When I teach this, I call it the “Limits don't see the point” theorem: If $f(x) = g(x)$ for all $x \neq a$, and $\lim_{x\to a}g(x) = L$, then $\lim_{x\to a}f(x) = L$. You can prove this with $\epsilon$-$\delta$. I like that name ( limits do not see the point theorem ) @Ethan Bolker 2019-01-09 15:57:33

There's no logical problem with this argument. The expressions $$\frac{x^2 -8x + 7}{x-7} \text{ and } x-1$$ are equal when $$x \ne 7$$, so the first expression has a limit at $$7$$ if and only if the second does.

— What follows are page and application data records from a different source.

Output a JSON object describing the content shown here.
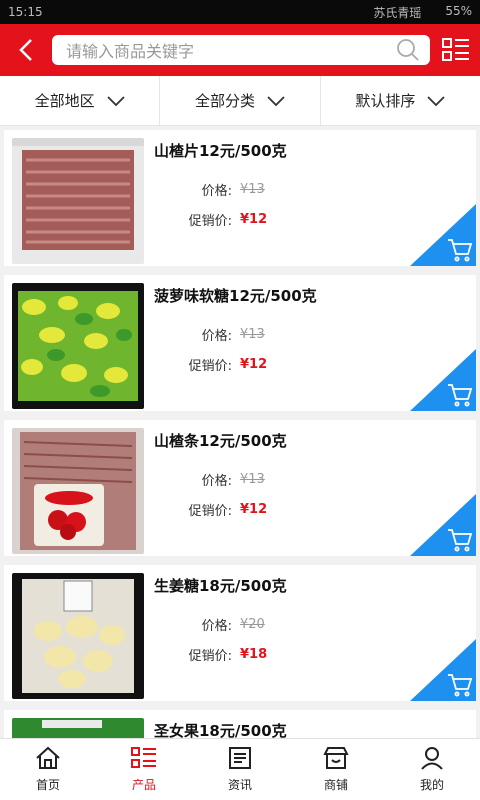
{
  "status": {
    "time": "15:15",
    "carrier": "苏氏青瑶",
    "battery": "55%"
  },
  "header": {
    "search_placeholder": "请输入商品关键字"
  },
  "filters": [
    {
      "label": "全部地区"
    },
    {
      "label": "全部分类"
    },
    {
      "label": "默认排序"
    }
  ],
  "products": [
    {
      "title": "山楂片12元/500克",
      "price_label": "价格:",
      "price": "¥13",
      "sale_label": "促销价:",
      "sale_price": "¥12"
    },
    {
      "title": "菠萝味软糖12元/500克",
      "price_label": "价格:",
      "price": "¥13",
      "sale_label": "促销价:",
      "sale_price": "¥12"
    },
    {
      "title": "山楂条12元/500克",
      "price_label": "价格:",
      "price": "¥13",
      "sale_label": "促销价:",
      "sale_price": "¥12"
    },
    {
      "title": "生姜糖18元/500克",
      "price_label": "价格:",
      "price": "¥20",
      "sale_label": "促销价:",
      "sale_price": "¥18"
    },
    {
      "title": "圣女果18元/500克"
    }
  ],
  "tabbar": [
    {
      "label": "首页",
      "icon": "home-icon"
    },
    {
      "label": "产品",
      "icon": "product-list-icon"
    },
    {
      "label": "资讯",
      "icon": "news-icon"
    },
    {
      "label": "商铺",
      "icon": "shop-icon"
    },
    {
      "label": "我的",
      "icon": "user-icon"
    }
  ],
  "colors": {
    "brand": "#e4121b",
    "cart_corner": "#1e90f0"
  }
}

There is no need to assume the existence of the limit in advance.

Whether or not you need the $$\epsilon - \delta$$ argument to find the the limit of $$x-1$$ depends on the level of rigor your instructor requires.

(There are other situations where a correct argument does have the form

the limit is such and such provided the limit exists

usually followed by a separate proof that there is a limit.) @LSpice 2019-01-10 02:30:06

To elaborate on this answer: E-mu's original suggested $\lim_{x \to 7} \dfrac{x^2 - 8x + 7}{x - 7} = \lim_{x \to 7} x - 1$, as written, literally does assume the limits exist; but in fact it is widely understood as shorthand for exactly the argument that you elaborate. @DanielWainfleet 2019-01-10 17:03:08

To the proposer: We can write it in full detail as $\lim_{x\to 7, x\ne 7}(x^2-8x+7)/(x-7)=6\iff \lim_{x\to 7,x\ne 7}(x-1)=6.$

Proving existence of limit in multivariable

• 2018-09-30 16:27:56
• Aaron
• 33 View
• 0 Score
• Tags:   limits

Does $\lim_{x\to 0}\frac{1}{x}$ exist?

• 2017-08-20 19:46:54
• joshuaheckroodt
• 141 View
• 0 Score
• Tags:   limits

[SOLVED] Why did the author warn 'Don't do it!' on evaluating the limit of $\lim_{x\to 0} \frac{1-\cos(1-\cos x)}{\sin ^4 x}$ this way?

• 2016-02-14 13:35:28
• user142971
• 261 View
• 6 Score
• Tags:   limits

[SOLVED] How to approach $\displaystyle\lim_{x\to0} (\cos x)^{\frac{1}{x^2}}$

• 2014-10-09 10:05:09
• Old mate
• 82 View
• 1 Score
• Tags:   calculus limits